• YOUR ASSIGNMENT:
All records shown below should be given again, character for character.

======== DATA FOR THIS EXERCISE

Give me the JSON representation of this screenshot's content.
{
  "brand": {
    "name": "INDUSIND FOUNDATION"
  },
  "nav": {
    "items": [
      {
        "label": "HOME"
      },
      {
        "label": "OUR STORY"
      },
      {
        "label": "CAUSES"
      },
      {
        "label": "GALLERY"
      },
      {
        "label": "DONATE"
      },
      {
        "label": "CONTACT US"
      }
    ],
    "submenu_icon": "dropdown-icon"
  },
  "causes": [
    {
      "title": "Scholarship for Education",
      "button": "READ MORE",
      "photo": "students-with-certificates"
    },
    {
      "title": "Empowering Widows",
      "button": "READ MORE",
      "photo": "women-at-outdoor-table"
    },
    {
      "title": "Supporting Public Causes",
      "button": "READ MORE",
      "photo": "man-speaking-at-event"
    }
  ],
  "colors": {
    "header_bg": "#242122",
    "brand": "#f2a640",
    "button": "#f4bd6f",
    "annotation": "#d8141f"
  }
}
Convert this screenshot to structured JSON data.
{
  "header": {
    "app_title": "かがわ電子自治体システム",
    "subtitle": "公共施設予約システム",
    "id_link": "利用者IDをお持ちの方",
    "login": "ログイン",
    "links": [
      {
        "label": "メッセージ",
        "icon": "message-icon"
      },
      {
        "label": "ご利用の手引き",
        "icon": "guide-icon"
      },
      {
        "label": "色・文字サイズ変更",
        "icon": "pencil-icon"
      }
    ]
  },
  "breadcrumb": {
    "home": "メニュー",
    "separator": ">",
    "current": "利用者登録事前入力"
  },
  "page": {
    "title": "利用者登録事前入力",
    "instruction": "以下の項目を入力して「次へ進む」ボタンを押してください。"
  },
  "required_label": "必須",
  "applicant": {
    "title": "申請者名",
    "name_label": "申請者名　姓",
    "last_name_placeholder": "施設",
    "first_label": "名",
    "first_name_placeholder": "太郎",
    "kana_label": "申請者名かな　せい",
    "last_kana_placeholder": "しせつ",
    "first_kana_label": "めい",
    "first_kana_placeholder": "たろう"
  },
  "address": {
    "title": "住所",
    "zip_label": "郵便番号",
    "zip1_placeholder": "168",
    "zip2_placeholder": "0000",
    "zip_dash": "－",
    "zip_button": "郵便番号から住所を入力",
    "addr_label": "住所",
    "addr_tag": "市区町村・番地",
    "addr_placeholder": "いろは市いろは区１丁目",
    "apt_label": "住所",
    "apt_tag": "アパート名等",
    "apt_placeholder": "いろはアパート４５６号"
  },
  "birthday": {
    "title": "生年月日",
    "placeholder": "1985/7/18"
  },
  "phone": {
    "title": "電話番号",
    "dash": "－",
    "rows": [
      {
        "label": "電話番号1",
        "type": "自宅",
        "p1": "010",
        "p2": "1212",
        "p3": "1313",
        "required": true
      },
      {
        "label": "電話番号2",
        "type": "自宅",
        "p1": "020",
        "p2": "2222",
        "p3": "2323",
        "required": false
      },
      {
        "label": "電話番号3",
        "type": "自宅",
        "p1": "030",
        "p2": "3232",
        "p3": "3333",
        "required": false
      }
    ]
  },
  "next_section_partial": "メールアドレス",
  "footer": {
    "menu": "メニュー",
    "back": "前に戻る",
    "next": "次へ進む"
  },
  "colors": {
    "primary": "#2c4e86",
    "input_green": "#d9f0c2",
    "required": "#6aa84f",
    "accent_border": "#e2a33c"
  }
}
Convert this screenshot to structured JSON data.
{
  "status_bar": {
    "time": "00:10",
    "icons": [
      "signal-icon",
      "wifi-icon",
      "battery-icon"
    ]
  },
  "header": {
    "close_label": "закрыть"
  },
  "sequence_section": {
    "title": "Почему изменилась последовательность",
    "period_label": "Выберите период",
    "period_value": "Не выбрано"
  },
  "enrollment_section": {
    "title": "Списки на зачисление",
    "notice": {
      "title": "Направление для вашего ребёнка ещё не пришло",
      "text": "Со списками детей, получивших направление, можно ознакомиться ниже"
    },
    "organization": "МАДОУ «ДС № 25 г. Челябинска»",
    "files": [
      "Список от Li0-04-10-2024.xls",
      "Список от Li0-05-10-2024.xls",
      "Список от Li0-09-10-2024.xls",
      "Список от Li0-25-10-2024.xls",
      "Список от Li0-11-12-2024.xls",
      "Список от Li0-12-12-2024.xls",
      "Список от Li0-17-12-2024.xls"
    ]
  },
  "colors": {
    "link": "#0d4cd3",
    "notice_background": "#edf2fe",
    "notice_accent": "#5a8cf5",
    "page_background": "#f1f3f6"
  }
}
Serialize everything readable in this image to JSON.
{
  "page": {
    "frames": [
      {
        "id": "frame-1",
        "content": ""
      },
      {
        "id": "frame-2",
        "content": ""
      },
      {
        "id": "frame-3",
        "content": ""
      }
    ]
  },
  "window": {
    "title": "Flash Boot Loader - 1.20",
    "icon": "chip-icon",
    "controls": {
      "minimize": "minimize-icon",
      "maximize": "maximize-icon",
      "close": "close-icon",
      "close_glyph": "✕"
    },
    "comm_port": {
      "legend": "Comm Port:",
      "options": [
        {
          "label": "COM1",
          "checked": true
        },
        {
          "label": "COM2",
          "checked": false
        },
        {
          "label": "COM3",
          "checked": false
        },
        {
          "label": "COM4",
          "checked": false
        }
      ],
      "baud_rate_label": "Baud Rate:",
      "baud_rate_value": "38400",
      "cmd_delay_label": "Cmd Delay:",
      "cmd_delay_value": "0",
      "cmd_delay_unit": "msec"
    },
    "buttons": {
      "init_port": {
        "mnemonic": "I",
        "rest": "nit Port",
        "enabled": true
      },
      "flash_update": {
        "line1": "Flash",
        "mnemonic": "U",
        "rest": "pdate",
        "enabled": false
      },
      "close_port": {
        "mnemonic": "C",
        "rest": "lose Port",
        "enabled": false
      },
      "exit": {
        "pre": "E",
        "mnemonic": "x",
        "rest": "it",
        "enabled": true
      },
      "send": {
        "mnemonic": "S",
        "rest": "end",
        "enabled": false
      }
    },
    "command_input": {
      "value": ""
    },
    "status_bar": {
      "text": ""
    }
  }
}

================

• RESULT FOR THIS EXERCISE:
Give me the JSON representation of this screenshot's content.
{
  "brand": {
    "name": "INDUSIND FOUNDATION"
  },
  "nav": {
    "items": [
      {
        "label": "HOME"
      },
      {
        "label": "OUR STORY"
      },
      {
        "label": "CAUSES"
      },
      {
        "label": "GALLERY"
      },
      {
        "label": "DONATE"
      },
      {
        "label": "CONTACT US"
      }
    ],
    "submenu_icon": "dropdown-icon"
  },
  "causes": [
    {
      "title": "Scholarship for Education",
      "button": "READ MORE",
      "photo": "students-with-certificates"
    },
    {
      "title": "Empowering Widows",
      "button": "READ MORE",
      "photo": "women-at-outdoor-table"
    },
    {
      "title": "Supporting Public Causes",
      "button": "READ MORE",
      "photo": "man-speaking-at-event"
    }
  ],
  "colors": {
    "header_bg": "#242122",
    "brand": "#f2a640",
    "button": "#f4bd6f",
    "annotation": "#d8141f"
  }
}
Convert this screenshot to structured JSON data.
{
  "header": {
    "app_title": "かがわ電子自治体システム",
    "subtitle": "公共施設予約システム",
    "id_link": "利用者IDをお持ちの方",
    "login": "ログイン",
    "links": [
      {
        "label": "メッセージ",
        "icon": "message-icon"
      },
      {
        "label": "ご利用の手引き",
        "icon": "guide-icon"
      },
      {
        "label": "色・文字サイズ変更",
        "icon": "pencil-icon"
      }
    ]
  },
  "breadcrumb": {
    "home": "メニュー",
    "separator": ">",
    "current": "利用者登録事前入力"
  },
  "page": {
    "title": "利用者登録事前入力",
    "instruction": "以下の項目を入力して「次へ進む」ボタンを押してください。"
  },
  "required_label": "必須",
  "applicant": {
    "title": "申請者名",
    "name_label": "申請者名　姓",
    "last_name_placeholder": "施設",
    "first_label": "名",
    "first_name_placeholder": "太郎",
    "kana_label": "申請者名かな　せい",
    "last_kana_placeholder": "しせつ",
    "first_kana_label": "めい",
    "first_kana_placeholder": "たろう"
  },
  "address": {
    "title": "住所",
    "zip_label": "郵便番号",
    "zip1_placeholder": "168",
    "zip2_placeholder": "0000",
    "zip_dash": "－",
    "zip_button": "郵便番号から住所を入力",
    "addr_label": "住所",
    "addr_tag": "市区町村・番地",
    "addr_placeholder": "いろは市いろは区１丁目",
    "apt_label": "住所",
    "apt_tag": "アパート名等",
    "apt_placeholder": "いろはアパート４５６号"
  },
  "birthday": {
    "title": "生年月日",
    "placeholder": "1985/7/18"
  },
  "phone": {
    "title": "電話番号",
    "dash": "－",
    "rows": [
      {
        "label": "電話番号1",
        "type": "自宅",
        "p1": "010",
        "p2": "1212",
        "p3": "1313",
        "required": true
      },
      {
        "label": "電話番号2",
        "type": "自宅",
        "p1": "020",
        "p2": "2222",
        "p3": "2323",
        "required": false
      },
      {
        "label": "電話番号3",
        "type": "自宅",
        "p1": "030",
        "p2": "3232",
        "p3": "3333",
        "required": false
      }
    ]
  },
  "next_section_partial": "メールアドレス",
  "footer": {
    "menu": "メニュー",
    "back": "前に戻る",
    "next": "次へ進む"
  },
  "colors": {
    "primary": "#2c4e86",
    "input_green": "#d9f0c2",
    "required": "#6aa84f",
    "accent_border": "#e2a33c"
  }
}
Convert this screenshot to structured JSON data.
{
  "status_bar": {
    "time": "00:10",
    "icons": [
      "signal-icon",
      "wifi-icon",
      "battery-icon"
    ]
  },
  "header": {
    "close_label": "закрыть"
  },
  "sequence_section": {
    "title": "Почему изменилась последовательность",
    "period_label": "Выберите период",
    "period_value": "Не выбрано"
  },
  "enrollment_section": {
    "title": "Списки на зачисление",
    "notice": {
      "title": "Направление для вашего ребёнка ещё не пришло",
      "text": "Со списками детей, получивших направление, можно ознакомиться ниже"
    },
    "organization": "МАДОУ «ДС № 25 г. Челябинска»",
    "files": [
      "Список от Li0-04-10-2024.xls",
      "Список от Li0-05-10-2024.xls",
      "Список от Li0-09-10-2024.xls",
      "Список от Li0-25-10-2024.xls",
      "Список от Li0-11-12-2024.xls",
      "Список от Li0-12-12-2024.xls",
      "Список от Li0-17-12-2024.xls"
    ]
  },
  "colors": {
    "link": "#0d4cd3",
    "notice_background": "#edf2fe",
    "notice_accent": "#5a8cf5",
    "page_background": "#f1f3f6"
  }
}
Serialize everything readable in this image to JSON.
{
  "page": {
    "frames": [
      {
        "id": "frame-1",
        "content": ""
      },
      {
        "id": "frame-2",
        "content": ""
      },
      {
        "id": "frame-3",
        "content": ""
      }
    ]
  },
  "window": {
    "title": "Flash Boot Loader - 1.20",
    "icon": "chip-icon",
    "controls": {
      "minimize": "minimize-icon",
      "maximize": "maximize-icon",
      "close": "close-icon",
      "close_glyph": "✕"
    },
    "comm_port": {
      "legend": "Comm Port:",
      "options": [
        {
          "label": "COM1",
          "checked": true
        },
        {
          "label": "COM2",
          "checked": false
        },
        {
          "label": "COM3",
          "checked": false
        },
        {
          "label": "COM4",
          "checked": false
        }
      ],
      "baud_rate_label": "Baud Rate:",
      "baud_rate_value": "38400",
      "cmd_delay_label": "Cmd Delay:",
      "cmd_delay_value": "0",
      "cmd_delay_unit": "msec"
    },
    "buttons": {
      "init_port": {
        "mnemonic": "I",
        "rest": "nit Port",
        "enabled": true
      },
      "flash_update": {
        "line1": "Flash",
        "mnemonic": "U",
        "rest": "pdate",
        "enabled": false
      },
      "close_port": {
        "mnemonic": "C",
        "rest": "lose Port",
        "enabled": false
      },
      "exit": {
        "pre": "E",
        "mnemonic": "x",
        "rest": "it",
        "enabled": true
      },
      "send": {
        "mnemonic": "S",
        "rest": "end",
        "enabled": false
      }
    },
    "command_input": {
      "value": ""
    },
    "status_bar": {
      "text": ""
    }
  }
}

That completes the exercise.